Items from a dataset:
■ ■ ■ ■ ■
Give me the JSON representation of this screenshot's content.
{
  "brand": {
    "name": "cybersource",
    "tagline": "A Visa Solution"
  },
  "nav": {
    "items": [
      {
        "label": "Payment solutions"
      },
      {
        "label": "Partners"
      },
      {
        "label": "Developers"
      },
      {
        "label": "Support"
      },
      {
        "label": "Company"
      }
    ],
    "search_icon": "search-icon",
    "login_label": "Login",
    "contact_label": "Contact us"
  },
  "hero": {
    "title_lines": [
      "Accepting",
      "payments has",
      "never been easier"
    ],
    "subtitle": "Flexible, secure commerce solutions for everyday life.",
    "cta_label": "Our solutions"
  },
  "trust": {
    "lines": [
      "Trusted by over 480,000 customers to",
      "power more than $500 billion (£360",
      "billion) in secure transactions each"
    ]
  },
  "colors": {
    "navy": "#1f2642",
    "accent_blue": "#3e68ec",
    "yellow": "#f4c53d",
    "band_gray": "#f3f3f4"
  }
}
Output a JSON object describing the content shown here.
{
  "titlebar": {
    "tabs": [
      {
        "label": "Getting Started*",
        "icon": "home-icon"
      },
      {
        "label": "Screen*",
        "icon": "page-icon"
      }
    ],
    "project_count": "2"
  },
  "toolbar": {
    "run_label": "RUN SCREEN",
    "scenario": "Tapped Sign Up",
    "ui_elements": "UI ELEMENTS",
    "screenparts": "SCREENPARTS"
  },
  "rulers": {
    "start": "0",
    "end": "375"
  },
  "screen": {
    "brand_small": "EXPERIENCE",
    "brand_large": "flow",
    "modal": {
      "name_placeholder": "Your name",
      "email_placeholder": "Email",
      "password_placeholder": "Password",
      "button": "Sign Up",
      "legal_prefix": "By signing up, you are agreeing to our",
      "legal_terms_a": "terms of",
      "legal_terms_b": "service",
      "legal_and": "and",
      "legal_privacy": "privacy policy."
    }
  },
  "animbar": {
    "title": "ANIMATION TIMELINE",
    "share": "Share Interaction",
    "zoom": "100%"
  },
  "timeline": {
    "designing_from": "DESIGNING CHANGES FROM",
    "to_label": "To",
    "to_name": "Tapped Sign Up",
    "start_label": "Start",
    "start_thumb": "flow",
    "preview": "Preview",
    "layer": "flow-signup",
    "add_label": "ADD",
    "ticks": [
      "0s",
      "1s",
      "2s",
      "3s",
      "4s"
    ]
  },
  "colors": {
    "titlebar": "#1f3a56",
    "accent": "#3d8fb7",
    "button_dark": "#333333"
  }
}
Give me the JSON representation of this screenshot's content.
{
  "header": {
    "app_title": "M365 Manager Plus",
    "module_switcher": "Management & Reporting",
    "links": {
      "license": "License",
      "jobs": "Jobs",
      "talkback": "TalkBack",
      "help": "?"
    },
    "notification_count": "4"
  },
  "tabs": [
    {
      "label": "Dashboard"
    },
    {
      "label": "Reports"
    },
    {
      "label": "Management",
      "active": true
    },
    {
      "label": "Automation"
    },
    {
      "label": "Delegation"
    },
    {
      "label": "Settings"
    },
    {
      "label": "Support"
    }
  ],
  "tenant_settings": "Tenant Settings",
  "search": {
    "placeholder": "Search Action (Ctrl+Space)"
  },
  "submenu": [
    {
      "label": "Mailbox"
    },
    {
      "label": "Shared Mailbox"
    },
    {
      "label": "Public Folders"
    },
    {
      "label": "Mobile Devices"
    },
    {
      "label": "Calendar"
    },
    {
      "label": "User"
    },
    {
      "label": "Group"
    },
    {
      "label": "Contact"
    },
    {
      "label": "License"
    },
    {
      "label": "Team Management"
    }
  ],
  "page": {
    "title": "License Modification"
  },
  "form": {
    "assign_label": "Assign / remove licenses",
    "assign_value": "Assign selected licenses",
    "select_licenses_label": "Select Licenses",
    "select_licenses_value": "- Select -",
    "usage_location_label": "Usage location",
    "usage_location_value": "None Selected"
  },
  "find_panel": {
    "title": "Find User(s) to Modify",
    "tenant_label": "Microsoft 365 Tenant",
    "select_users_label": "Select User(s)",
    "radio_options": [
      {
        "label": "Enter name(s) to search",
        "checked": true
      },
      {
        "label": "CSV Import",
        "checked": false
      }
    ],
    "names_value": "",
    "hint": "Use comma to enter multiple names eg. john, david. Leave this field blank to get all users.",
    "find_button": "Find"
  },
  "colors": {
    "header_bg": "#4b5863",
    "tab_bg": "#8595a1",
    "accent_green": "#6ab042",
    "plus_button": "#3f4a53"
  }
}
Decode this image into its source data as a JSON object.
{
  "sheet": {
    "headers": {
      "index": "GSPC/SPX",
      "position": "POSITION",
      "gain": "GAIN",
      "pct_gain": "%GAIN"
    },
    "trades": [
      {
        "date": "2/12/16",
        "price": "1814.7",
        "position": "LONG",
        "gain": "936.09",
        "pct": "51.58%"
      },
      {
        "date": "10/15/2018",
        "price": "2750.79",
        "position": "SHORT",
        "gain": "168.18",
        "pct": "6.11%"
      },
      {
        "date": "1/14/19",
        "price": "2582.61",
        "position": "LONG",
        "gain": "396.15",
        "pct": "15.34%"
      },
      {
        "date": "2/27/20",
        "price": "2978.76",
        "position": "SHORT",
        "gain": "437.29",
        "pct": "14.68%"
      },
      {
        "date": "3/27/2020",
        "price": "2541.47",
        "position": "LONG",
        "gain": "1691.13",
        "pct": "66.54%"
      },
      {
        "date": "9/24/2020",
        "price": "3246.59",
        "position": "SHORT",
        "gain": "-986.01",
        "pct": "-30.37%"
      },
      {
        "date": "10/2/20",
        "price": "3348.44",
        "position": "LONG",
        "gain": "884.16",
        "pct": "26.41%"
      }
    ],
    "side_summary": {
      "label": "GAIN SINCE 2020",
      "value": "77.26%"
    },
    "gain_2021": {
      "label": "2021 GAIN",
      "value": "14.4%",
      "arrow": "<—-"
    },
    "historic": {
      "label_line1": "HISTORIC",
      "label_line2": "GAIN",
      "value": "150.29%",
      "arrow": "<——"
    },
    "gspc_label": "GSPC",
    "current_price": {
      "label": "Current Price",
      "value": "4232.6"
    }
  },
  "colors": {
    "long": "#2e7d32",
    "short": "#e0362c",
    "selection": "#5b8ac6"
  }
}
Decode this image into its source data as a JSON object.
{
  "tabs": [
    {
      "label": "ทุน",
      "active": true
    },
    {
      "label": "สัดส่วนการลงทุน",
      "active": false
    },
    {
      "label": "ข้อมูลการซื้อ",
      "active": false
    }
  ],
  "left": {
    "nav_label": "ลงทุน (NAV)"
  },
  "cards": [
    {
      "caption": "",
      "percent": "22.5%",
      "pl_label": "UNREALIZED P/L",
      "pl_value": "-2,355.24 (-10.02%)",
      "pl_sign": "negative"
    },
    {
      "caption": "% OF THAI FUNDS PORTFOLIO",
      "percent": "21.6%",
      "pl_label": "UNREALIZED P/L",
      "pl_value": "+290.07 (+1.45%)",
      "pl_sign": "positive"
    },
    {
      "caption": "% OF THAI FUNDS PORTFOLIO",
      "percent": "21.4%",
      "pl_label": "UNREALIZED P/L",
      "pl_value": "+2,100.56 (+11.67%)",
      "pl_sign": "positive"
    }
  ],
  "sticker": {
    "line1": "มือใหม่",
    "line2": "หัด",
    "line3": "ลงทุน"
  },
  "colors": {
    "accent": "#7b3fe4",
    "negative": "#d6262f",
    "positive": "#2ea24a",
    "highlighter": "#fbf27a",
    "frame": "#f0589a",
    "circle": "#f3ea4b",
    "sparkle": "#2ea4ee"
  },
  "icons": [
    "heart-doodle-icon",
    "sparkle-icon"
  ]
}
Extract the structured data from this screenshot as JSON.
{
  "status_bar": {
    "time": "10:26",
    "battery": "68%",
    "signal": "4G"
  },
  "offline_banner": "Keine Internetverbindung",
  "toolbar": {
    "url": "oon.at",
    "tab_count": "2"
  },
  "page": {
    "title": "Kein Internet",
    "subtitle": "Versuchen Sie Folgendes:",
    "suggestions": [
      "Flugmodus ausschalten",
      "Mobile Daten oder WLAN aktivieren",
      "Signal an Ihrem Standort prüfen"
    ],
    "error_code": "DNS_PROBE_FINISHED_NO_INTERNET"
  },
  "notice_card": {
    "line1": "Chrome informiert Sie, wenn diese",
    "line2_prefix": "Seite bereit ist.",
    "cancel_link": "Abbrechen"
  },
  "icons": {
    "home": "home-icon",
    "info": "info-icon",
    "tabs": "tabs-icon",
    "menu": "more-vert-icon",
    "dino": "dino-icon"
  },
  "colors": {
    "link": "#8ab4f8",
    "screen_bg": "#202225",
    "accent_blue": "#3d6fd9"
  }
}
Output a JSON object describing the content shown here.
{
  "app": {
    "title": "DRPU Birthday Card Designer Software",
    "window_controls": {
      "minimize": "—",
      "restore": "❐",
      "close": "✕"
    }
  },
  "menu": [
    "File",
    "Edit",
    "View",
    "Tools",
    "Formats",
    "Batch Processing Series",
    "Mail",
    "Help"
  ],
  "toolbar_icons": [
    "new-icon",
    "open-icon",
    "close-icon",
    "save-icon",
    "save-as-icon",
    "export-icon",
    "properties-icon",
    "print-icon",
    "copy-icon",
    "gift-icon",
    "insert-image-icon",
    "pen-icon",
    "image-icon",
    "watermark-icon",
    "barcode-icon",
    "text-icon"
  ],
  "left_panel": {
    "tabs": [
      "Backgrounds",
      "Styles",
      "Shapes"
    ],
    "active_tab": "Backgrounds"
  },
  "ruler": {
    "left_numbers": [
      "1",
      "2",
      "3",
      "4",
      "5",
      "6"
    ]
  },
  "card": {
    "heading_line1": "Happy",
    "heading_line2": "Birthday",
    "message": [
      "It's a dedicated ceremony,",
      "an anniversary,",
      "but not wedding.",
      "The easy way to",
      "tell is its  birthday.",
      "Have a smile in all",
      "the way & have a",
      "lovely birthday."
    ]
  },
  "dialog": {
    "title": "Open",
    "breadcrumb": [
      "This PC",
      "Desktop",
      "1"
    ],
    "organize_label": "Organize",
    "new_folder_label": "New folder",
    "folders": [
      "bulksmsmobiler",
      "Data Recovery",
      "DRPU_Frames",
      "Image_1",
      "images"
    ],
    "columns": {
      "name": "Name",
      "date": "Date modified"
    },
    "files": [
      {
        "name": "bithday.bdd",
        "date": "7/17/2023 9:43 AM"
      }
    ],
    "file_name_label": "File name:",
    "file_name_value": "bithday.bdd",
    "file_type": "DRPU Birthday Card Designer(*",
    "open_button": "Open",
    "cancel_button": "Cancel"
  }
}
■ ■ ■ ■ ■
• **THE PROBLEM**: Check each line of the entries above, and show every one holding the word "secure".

• **ANSWER SPACE**:
    "subtitle": "Flexible, secure commerce solutions for everyday life.",
      "billion) in secure transactions each"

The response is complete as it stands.